• _Task material_:
- Opening Delimiter -

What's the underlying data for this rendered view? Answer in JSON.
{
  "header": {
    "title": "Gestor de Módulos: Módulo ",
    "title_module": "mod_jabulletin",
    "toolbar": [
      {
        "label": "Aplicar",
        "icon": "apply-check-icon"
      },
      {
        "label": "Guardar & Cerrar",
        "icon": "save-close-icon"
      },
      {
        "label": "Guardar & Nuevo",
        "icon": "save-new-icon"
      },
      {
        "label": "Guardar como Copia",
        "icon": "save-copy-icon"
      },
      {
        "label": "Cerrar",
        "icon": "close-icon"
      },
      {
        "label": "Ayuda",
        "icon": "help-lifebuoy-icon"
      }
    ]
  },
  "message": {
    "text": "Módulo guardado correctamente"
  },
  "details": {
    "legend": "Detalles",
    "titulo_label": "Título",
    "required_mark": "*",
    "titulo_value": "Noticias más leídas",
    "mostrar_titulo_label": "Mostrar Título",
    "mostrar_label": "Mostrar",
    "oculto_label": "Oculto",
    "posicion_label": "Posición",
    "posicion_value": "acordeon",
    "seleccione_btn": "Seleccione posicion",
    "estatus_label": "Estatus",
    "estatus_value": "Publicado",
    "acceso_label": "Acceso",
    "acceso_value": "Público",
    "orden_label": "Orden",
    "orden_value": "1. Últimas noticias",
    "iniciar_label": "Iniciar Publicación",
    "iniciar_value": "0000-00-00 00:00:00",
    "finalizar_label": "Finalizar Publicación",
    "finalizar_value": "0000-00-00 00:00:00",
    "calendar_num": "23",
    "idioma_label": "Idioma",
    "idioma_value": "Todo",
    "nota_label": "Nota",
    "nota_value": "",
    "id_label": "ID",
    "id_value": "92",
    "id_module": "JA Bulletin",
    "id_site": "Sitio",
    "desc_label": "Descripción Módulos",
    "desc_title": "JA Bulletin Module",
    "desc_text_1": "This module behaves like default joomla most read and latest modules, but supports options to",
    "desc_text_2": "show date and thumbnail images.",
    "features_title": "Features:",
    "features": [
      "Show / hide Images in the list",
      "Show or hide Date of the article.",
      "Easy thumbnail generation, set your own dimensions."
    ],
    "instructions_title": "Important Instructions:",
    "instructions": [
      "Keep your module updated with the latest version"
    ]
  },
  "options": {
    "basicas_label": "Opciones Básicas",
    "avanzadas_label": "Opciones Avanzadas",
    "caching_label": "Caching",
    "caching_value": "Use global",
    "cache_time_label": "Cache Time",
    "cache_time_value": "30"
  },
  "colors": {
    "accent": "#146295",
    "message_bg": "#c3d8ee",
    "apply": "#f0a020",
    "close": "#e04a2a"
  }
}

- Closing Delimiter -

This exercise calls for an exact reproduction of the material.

What's the underlying data for this rendered view? Answer in JSON.
{
  "header": {
    "title": "Gestor de Módulos: Módulo ",
    "title_module": "mod_jabulletin",
    "toolbar": [
      {
        "label": "Aplicar",
        "icon": "apply-check-icon"
      },
      {
        "label": "Guardar & Cerrar",
        "icon": "save-close-icon"
      },
      {
        "label": "Guardar & Nuevo",
        "icon": "save-new-icon"
      },
      {
        "label": "Guardar como Copia",
        "icon": "save-copy-icon"
      },
      {
        "label": "Cerrar",
        "icon": "close-icon"
      },
      {
        "label": "Ayuda",
        "icon": "help-lifebuoy-icon"
      }
    ]
  },
  "message": {
    "text": "Módulo guardado correctamente"
  },
  "details": {
    "legend": "Detalles",
    "titulo_label": "Título",
    "required_mark": "*",
    "titulo_value": "Noticias más leídas",
    "mostrar_titulo_label": "Mostrar Título",
    "mostrar_label": "Mostrar",
    "oculto_label": "Oculto",
    "posicion_label": "Posición",
    "posicion_value": "acordeon",
    "seleccione_btn": "Seleccione posicion",
    "estatus_label": "Estatus",
    "estatus_value": "Publicado",
    "acceso_label": "Acceso",
    "acceso_value": "Público",
    "orden_label": "Orden",
    "orden_value": "1. Últimas noticias",
    "iniciar_label": "Iniciar Publicación",
    "iniciar_value": "0000-00-00 00:00:00",
    "finalizar_label": "Finalizar Publicación",
    "finalizar_value": "0000-00-00 00:00:00",
    "calendar_num": "23",
    "idioma_label": "Idioma",
    "idioma_value": "Todo",
    "nota_label": "Nota",
    "nota_value": "",
    "id_label": "ID",
    "id_value": "92",
    "id_module": "JA Bulletin",
    "id_site": "Sitio",
    "desc_label": "Descripción Módulos",
    "desc_title": "JA Bulletin Module",
    "desc_text_1": "This module behaves like default joomla most read and latest modules, but supports options to",
    "desc_text_2": "show date and thumbnail images.",
    "features_title": "Features:",
    "features": [
      "Show / hide Images in the list",
      "Show or hide Date of the article.",
      "Easy thumbnail generation, set your own dimensions."
    ],
    "instructions_title": "Important Instructions:",
    "instructions": [
      "Keep your module updated with the latest version"
    ]
  },
  "options": {
    "basicas_label": "Opciones Básicas",
    "avanzadas_label": "Opciones Avanzadas",
    "caching_label": "Caching",
    "caching_value": "Use global",
    "cache_time_label": "Cache Time",
    "cache_time_value": "30"
  },
  "colors": {
    "accent": "#146295",
    "message_bg": "#c3d8ee",
    "apply": "#f0a020",
    "close": "#e04a2a"
  }
}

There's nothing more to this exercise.